- DESCRIPTION OF THE TASK -
Copy out each record that follows exactly, and omit any picture you find.

- DATASET ENTRIES -
┏━━

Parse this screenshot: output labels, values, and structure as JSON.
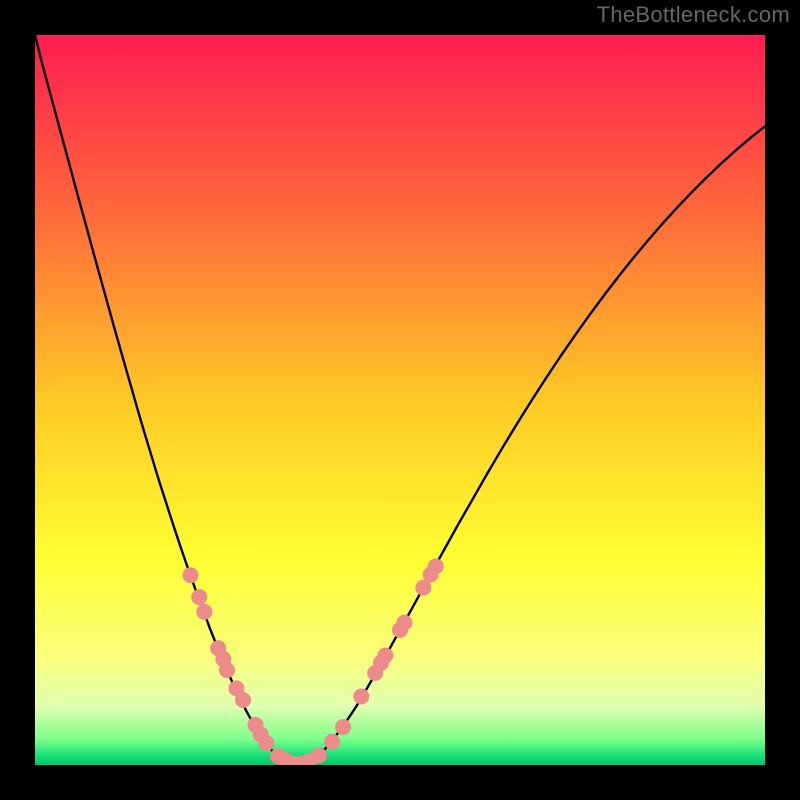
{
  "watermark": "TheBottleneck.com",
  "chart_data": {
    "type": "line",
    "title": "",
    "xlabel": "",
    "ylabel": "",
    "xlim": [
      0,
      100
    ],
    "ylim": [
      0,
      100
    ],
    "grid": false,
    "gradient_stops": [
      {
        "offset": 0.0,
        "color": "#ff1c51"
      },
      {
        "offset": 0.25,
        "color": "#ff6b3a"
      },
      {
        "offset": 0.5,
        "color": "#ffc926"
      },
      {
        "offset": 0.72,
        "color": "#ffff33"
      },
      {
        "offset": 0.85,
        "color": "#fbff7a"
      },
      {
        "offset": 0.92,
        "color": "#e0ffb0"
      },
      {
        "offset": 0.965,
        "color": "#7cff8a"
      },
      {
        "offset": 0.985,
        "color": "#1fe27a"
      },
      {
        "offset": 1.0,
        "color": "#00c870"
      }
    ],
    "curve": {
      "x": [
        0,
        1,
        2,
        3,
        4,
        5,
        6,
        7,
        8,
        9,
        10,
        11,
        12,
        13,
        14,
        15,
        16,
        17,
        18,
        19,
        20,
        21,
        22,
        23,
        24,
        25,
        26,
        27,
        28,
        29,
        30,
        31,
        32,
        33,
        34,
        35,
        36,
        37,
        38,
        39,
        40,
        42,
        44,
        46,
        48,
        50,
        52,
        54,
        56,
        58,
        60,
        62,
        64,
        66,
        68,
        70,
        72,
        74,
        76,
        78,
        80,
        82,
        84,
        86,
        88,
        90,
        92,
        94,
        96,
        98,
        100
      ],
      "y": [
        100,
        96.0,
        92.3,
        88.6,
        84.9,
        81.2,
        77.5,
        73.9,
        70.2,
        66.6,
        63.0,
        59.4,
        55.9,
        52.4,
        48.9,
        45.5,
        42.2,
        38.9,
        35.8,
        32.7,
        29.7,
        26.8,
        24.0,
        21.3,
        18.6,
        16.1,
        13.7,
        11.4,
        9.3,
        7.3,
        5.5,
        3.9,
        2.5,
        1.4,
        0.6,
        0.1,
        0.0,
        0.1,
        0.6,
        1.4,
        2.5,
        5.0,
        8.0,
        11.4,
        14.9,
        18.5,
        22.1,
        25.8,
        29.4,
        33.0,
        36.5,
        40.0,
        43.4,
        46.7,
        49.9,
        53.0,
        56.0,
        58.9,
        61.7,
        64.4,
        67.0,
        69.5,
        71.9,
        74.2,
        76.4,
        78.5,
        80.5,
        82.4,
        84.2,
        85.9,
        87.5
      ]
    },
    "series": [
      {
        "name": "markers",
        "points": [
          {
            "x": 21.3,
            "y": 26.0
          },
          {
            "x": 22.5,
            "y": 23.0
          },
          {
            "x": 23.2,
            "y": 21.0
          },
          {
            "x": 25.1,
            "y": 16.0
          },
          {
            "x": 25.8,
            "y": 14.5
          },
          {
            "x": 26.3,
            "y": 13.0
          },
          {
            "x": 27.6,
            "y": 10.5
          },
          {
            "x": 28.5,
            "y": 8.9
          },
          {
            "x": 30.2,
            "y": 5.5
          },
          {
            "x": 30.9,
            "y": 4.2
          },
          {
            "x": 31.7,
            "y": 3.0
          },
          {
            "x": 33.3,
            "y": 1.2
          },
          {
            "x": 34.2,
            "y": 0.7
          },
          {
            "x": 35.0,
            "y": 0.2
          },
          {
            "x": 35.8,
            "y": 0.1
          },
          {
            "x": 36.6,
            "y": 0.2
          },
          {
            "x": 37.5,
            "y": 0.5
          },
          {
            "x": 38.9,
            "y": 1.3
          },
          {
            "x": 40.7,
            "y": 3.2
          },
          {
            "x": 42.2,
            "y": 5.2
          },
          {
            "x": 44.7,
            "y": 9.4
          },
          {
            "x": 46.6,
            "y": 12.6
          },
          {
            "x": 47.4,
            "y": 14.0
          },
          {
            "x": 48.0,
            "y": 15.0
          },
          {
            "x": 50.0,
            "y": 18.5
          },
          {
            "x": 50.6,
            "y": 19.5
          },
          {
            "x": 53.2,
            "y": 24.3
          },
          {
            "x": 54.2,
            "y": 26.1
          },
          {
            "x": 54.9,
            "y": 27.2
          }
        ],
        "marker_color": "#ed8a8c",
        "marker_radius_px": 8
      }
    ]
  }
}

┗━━

- THE ANSWER -
Parse this screenshot: output labels, values, and structure as JSON.
{
  "watermark": "TheBottleneck.com",
  "chart_data": {
    "type": "line",
    "title": "",
    "xlabel": "",
    "ylabel": "",
    "xlim": [
      0,
      100
    ],
    "ylim": [
      0,
      100
    ],
    "grid": false,
    "gradient_stops": [
      {
        "offset": 0.0,
        "color": "#ff1c51"
      },
      {
        "offset": 0.25,
        "color": "#ff6b3a"
      },
      {
        "offset": 0.5,
        "color": "#ffc926"
      },
      {
        "offset": 0.72,
        "color": "#ffff33"
      },
      {
        "offset": 0.85,
        "color": "#fbff7a"
      },
      {
        "offset": 0.92,
        "color": "#e0ffb0"
      },
      {
        "offset": 0.965,
        "color": "#7cff8a"
      },
      {
        "offset": 0.985,
        "color": "#1fe27a"
      },
      {
        "offset": 1.0,
        "color": "#00c870"
      }
    ],
    "curve": {
      "x": [
        0,
        1,
        2,
        3,
        4,
        5,
        6,
        7,
        8,
        9,
        10,
        11,
        12,
        13,
        14,
        15,
        16,
        17,
        18,
        19,
        20,
        21,
        22,
        23,
        24,
        25,
        26,
        27,
        28,
        29,
        30,
        31,
        32,
        33,
        34,
        35,
        36,
        37,
        38,
        39,
        40,
        42,
        44,
        46,
        48,
        50,
        52,
        54,
        56,
        58,
        60,
        62,
        64,
        66,
        68,
        70,
        72,
        74,
        76,
        78,
        80,
        82,
        84,
        86,
        88,
        90,
        92,
        94,
        96,
        98,
        100
      ],
      "y": [
        100,
        96.0,
        92.3,
        88.6,
        84.9,
        81.2,
        77.5,
        73.9,
        70.2,
        66.6,
        63.0,
        59.4,
        55.9,
        52.4,
        48.9,
        45.5,
        42.2,
        38.9,
        35.8,
        32.7,
        29.7,
        26.8,
        24.0,
        21.3,
        18.6,
        16.1,
        13.7,
        11.4,
        9.3,
        7.3,
        5.5,
        3.9,
        2.5,
        1.4,
        0.6,
        0.1,
        0.0,
        0.1,
        0.6,
        1.4,
        2.5,
        5.0,
        8.0,
        11.4,
        14.9,
        18.5,
        22.1,
        25.8,
        29.4,
        33.0,
        36.5,
        40.0,
        43.4,
        46.7,
        49.9,
        53.0,
        56.0,
        58.9,
        61.7,
        64.4,
        67.0,
        69.5,
        71.9,
        74.2,
        76.4,
        78.5,
        80.5,
        82.4,
        84.2,
        85.9,
        87.5
      ]
    },
    "series": [
      {
        "name": "markers",
        "points": [
          {
            "x": 21.3,
            "y": 26.0
          },
          {
            "x": 22.5,
            "y": 23.0
          },
          {
            "x": 23.2,
            "y": 21.0
          },
          {
            "x": 25.1,
            "y": 16.0
          },
          {
            "x": 25.8,
            "y": 14.5
          },
          {
            "x": 26.3,
            "y": 13.0
          },
          {
            "x": 27.6,
            "y": 10.5
          },
          {
            "x": 28.5,
            "y": 8.9
          },
          {
            "x": 30.2,
            "y": 5.5
          },
          {
            "x": 30.9,
            "y": 4.2
          },
          {
            "x": 31.7,
            "y": 3.0
          },
          {
            "x": 33.3,
            "y": 1.2
          },
          {
            "x": 34.2,
            "y": 0.7
          },
          {
            "x": 35.0,
            "y": 0.2
          },
          {
            "x": 35.8,
            "y": 0.1
          },
          {
            "x": 36.6,
            "y": 0.2
          },
          {
            "x": 37.5,
            "y": 0.5
          },
          {
            "x": 38.9,
            "y": 1.3
          },
          {
            "x": 40.7,
            "y": 3.2
          },
          {
            "x": 42.2,
            "y": 5.2
          },
          {
            "x": 44.7,
            "y": 9.4
          },
          {
            "x": 46.6,
            "y": 12.6
          },
          {
            "x": 47.4,
            "y": 14.0
          },
          {
            "x": 48.0,
            "y": 15.0
          },
          {
            "x": 50.0,
            "y": 18.5
          },
          {
            "x": 50.6,
            "y": 19.5
          },
          {
            "x": 53.2,
            "y": 24.3
          },
          {
            "x": 54.2,
            "y": 26.1
          },
          {
            "x": 54.9,
            "y": 27.2
          }
        ],
        "marker_color": "#ed8a8c",
        "marker_radius_px": 8
      }
    ]
  }
}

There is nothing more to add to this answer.